Based on GossamerThreads’ Links Management systems (one of the best open source PERL-CGI resource web database systems of its era), this language learning links system that I first implemented in Canada in the late 90s and took with me to the US.
Benefits: The system went beyond the usual “visit a website” foreign language elearning exercise of this pre-LMS day by allowing students to publish online, thus introducing a Web 2.0 collaboration element that shared meaningful exercises in the German learning community. We had contributions from Kingston, Toronto, Detroit and Des Moines.
The system was both reasonably easy to use for teachers (How_to_add_a_links_assignment_in_90secs) and productive for students who could improve their language skills by interacting with, reviewing and presenting authentic target language websites, while having quick access to other computerized language learning resources, like fledgling online dictionaries (also stored in and searchable from the same interface).
Highlights included reviews of websites dedicated to online shopping, travel booking, mapping, live webcams, and much more…
See here is an example of an Yippee! assignment conducted during one of the face-to-face classes in the language center:
Limitations: All links needed to fit into a pre-tagging strictly hierarchical categorization tree.
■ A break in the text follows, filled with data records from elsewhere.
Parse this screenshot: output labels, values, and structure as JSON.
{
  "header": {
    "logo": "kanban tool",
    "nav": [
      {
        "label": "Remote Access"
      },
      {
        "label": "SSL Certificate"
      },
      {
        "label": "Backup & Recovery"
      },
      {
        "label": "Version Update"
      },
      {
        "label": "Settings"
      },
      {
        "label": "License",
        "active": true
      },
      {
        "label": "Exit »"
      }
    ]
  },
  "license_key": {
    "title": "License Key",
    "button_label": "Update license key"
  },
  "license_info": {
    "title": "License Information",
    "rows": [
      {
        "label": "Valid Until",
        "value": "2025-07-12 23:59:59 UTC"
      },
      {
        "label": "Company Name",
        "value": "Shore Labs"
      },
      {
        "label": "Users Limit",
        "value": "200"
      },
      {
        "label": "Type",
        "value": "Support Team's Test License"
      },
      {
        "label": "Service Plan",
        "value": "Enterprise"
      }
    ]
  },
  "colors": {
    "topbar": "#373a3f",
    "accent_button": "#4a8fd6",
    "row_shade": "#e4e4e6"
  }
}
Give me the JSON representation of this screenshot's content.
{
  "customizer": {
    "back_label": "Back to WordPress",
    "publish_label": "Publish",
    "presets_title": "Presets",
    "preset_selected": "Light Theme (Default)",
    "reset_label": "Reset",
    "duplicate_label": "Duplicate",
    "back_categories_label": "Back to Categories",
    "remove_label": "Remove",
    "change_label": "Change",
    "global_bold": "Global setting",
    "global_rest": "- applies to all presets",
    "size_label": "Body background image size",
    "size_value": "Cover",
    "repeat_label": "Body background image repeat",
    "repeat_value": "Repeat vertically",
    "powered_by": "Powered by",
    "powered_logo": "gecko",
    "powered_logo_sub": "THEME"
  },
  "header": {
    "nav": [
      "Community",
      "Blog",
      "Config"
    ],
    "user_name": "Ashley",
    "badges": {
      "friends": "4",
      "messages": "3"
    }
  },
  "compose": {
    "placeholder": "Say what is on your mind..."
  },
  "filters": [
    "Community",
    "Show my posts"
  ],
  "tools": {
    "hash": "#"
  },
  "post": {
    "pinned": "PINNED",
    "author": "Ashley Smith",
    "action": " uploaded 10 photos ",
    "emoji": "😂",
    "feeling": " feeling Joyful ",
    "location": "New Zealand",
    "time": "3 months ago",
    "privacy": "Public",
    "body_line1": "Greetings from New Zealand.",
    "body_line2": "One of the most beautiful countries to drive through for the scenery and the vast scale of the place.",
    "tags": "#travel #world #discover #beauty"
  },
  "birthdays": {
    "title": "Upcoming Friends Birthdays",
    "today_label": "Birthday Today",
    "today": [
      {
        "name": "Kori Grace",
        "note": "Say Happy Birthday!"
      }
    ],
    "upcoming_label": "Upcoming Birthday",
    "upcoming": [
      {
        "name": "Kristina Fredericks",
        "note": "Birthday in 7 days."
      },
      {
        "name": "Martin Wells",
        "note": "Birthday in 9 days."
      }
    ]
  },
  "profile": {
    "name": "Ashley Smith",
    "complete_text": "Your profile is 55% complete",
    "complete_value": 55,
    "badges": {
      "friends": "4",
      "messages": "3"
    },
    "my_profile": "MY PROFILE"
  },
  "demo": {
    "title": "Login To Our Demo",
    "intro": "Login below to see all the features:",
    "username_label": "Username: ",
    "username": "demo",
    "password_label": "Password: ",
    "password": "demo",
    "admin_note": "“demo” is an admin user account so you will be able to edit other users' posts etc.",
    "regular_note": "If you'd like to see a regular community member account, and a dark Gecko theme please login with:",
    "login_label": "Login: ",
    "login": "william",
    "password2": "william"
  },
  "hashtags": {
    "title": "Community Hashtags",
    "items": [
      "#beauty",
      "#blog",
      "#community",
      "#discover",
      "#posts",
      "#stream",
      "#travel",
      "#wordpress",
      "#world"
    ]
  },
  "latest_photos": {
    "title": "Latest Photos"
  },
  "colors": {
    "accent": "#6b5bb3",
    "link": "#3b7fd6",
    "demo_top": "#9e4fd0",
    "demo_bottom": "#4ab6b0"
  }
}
A GUI, but no batches – I preferred to write myself PERL scripts to batch update the underlying database files.
For lack of even an LMS – which in post-secondary language lab environments in the US in the “noughties” commonly has had to double as CMS and Groupware -, the lab web portal in the post title had to fulfill many functions.
While the technically most advanced features probably was full text search against both database and file system (uploaded documents) – which I could relatively easily implement thanks to MS-SQL-Server and a limited number of database tables –, I liked best the collaborative building of a bank of language learning exercises using authentic materials, i.e. interactive websites from the target culture.
A few sample illustrations of the use in both language lab and affiliated computerized classrooms you can see here:
The list below links to a series screencasts of the Language Lab Web Portal that I made for training and demonstration purposes. They show the language lab web portal software in action:
Originally implemented for a series of Canadian universities teaching Wirtschaftsdeutsch, then continually expanded into all of German for Queen’ s University, and multiple languages, including non-western, for university of Michigan-Dearborn and Drake university.
Was based on an open source software project by Gossamer Threads popular for web 2.0 precursors of collaborative links collections, whose Perl-CGI code needed only minor modification to facilitate the “”commenting”” on instructor-“posted” ( i.e. assigned links) by students.
The model was Yahoo’s human-edited web-catalogue. the data structure was the tree (nested folders, unidirectional graph). For managing, I implemented a secondary branch mirroring the primary under the root “old links” for, using Perl regex, automatically moving links which a batch link-checking management script in the open source had identified and logged as “broken” (404 and a few other similarly bad http return codes) into.
The original layout of the “ontology” first introduced me to the complexity of such a task. The basic content division was between 2 branches.
- web-based ready-made teaching materials for commenting (recommending, categorizing) by instructors and self-access by students (no feedback of student data to the instructor mostly, except by email, and outside of the application, in those days).
- the other content branch consisted of not teaching-related “”authentic materials””: the early day web applications, sometimes multimedia (maps, audio and video collections, news), often times also self-service database interfaces (online shopping and public services) whose language-wise rather restricted interface and topical focus (think Wirtschaftsdeutsch) lent themselves to capstone exercises at the end of textbook chapters (our “Friday in the lab””, not even a language lab then. Geek bonus points: one of these Fridays, a future queens university educated engineer asking me whether i had written all these pages they browsed through in the searchable catalogue of eventually 1500 links. Well, dynamic web pages were not common at all in education in those days, and the credit goes to Gossamer Threads.).
While there was hope to collect a comprehensive teaching resource through collaboration, “der Weg war das Ziel”, having students interact with and review foreign language web content. The links database remained definitely, as it grow in bursts revolving around the topics of our chapters. I had a lot of fun finding instructional ways to having students review all those fancy web applications in which endless amounts of money were poured before the first bubble in this millennium burst. E.g. the first early online city maps for “Wegbeschreibung” in German 102. as well web 2.0 like developments, like grassroots web cams (Germans allowing the world to spy on their surroundings 24/7, including remote camera panning – you could go all kinds of places, “”Wie heißt der bürgermeister von Wesel? was macht das wetter in der Schweizzzzzz?” but alas, the time lag, especially during winter term.